But it is true that the creoles wanted to their independence from Spain and form their own nation. They wanted more political and economical power. They believed the colonial system was unfair, as they were excluded from the political decision making process.

What did Spain bring Latin America?
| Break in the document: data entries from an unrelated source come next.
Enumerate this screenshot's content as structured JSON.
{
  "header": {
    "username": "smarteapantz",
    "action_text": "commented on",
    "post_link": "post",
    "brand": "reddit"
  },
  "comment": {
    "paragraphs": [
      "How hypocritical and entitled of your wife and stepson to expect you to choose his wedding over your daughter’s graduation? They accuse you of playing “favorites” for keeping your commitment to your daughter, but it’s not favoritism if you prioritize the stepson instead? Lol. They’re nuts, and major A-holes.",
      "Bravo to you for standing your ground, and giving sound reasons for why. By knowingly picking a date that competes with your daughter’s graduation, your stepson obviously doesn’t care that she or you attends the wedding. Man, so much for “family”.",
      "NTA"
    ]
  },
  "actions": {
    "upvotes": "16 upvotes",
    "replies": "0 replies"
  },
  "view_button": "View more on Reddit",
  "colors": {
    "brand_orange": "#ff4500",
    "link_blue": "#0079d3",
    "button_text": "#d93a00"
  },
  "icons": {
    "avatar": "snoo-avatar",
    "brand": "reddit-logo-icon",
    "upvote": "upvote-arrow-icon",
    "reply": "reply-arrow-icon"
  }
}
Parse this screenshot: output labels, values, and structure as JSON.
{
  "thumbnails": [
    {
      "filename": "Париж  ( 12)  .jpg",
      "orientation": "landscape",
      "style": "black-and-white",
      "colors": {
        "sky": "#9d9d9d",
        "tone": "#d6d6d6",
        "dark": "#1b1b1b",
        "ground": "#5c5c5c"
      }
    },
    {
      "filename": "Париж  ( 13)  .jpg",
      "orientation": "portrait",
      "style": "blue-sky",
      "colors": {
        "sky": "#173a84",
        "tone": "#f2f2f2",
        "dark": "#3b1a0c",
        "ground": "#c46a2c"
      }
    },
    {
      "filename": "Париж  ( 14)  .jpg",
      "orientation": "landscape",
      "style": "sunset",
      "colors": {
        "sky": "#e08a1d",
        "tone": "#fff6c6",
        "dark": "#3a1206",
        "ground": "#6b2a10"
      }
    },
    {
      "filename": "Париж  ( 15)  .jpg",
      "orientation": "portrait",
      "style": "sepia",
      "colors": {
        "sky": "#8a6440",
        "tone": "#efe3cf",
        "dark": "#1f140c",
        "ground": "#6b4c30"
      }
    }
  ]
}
Crops the conquistadors brought include sugarcane, rice and wheat. When Cortes arrived in Mexico in 1519, he had 16 horses. These horses were the first to step foot on the American continents, according to the University of North Carolina.